(Saved entries)
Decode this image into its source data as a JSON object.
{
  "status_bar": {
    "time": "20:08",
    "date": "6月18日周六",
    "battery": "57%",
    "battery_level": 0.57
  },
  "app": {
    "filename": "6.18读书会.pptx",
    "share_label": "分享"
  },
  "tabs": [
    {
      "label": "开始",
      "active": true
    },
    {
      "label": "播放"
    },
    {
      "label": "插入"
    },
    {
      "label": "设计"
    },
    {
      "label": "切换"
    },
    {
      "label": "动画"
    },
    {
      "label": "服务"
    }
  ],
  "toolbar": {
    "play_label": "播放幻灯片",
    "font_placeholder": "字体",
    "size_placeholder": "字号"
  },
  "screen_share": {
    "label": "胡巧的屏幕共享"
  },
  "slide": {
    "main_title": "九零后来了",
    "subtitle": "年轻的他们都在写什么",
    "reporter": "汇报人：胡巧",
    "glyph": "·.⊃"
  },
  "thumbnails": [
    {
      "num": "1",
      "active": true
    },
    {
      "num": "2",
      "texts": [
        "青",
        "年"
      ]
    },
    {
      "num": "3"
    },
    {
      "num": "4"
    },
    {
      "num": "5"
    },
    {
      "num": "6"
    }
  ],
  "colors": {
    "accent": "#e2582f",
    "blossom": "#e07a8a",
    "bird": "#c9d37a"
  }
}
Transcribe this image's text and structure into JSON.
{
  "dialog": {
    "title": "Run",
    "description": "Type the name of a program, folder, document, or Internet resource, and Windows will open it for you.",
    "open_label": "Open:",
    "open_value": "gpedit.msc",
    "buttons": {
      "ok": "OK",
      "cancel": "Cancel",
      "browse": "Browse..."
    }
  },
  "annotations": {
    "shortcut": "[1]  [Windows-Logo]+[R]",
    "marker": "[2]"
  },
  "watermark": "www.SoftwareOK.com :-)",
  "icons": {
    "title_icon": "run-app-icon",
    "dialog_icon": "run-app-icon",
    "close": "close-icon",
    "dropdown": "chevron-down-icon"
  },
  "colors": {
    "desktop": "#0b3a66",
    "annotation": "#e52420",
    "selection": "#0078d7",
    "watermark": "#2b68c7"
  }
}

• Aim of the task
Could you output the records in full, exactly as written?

• Your solution
Decode this image into its source data as a JSON object.
{
  "status_bar": {
    "time": "20:08",
    "date": "6月18日周六",
    "battery": "57%",
    "battery_level": 0.57
  },
  "app": {
    "filename": "6.18读书会.pptx",
    "share_label": "分享"
  },
  "tabs": [
    {
      "label": "开始",
      "active": true
    },
    {
      "label": "播放"
    },
    {
      "label": "插入"
    },
    {
      "label": "设计"
    },
    {
      "label": "切换"
    },
    {
      "label": "动画"
    },
    {
      "label": "服务"
    }
  ],
  "toolbar": {
    "play_label": "播放幻灯片",
    "font_placeholder": "字体",
    "size_placeholder": "字号"
  },
  "screen_share": {
    "label": "胡巧的屏幕共享"
  },
  "slide": {
    "main_title": "九零后来了",
    "subtitle": "年轻的他们都在写什么",
    "reporter": "汇报人：胡巧",
    "glyph": "·.⊃"
  },
  "thumbnails": [
    {
      "num": "1",
      "active": true
    },
    {
      "num": "2",
      "texts": [
        "青",
        "年"
      ]
    },
    {
      "num": "3"
    },
    {
      "num": "4"
    },
    {
      "num": "5"
    },
    {
      "num": "6"
    }
  ],
  "colors": {
    "accent": "#e2582f",
    "blossom": "#e07a8a",
    "bird": "#c9d37a"
  }
}
Transcribe this image's text and structure into JSON.
{
  "dialog": {
    "title": "Run",
    "description": "Type the name of a program, folder, document, or Internet resource, and Windows will open it for you.",
    "open_label": "Open:",
    "open_value": "gpedit.msc",
    "buttons": {
      "ok": "OK",
      "cancel": "Cancel",
      "browse": "Browse..."
    }
  },
  "annotations": {
    "shortcut": "[1]  [Windows-Logo]+[R]",
    "marker": "[2]"
  },
  "watermark": "www.SoftwareOK.com :-)",
  "icons": {
    "title_icon": "run-app-icon",
    "dialog_icon": "run-app-icon",
    "close": "close-icon",
    "dropdown": "chevron-down-icon"
  },
  "colors": {
    "desktop": "#0b3a66",
    "annotation": "#e52420",
    "selection": "#0078d7",
    "watermark": "#2b68c7"
  }
}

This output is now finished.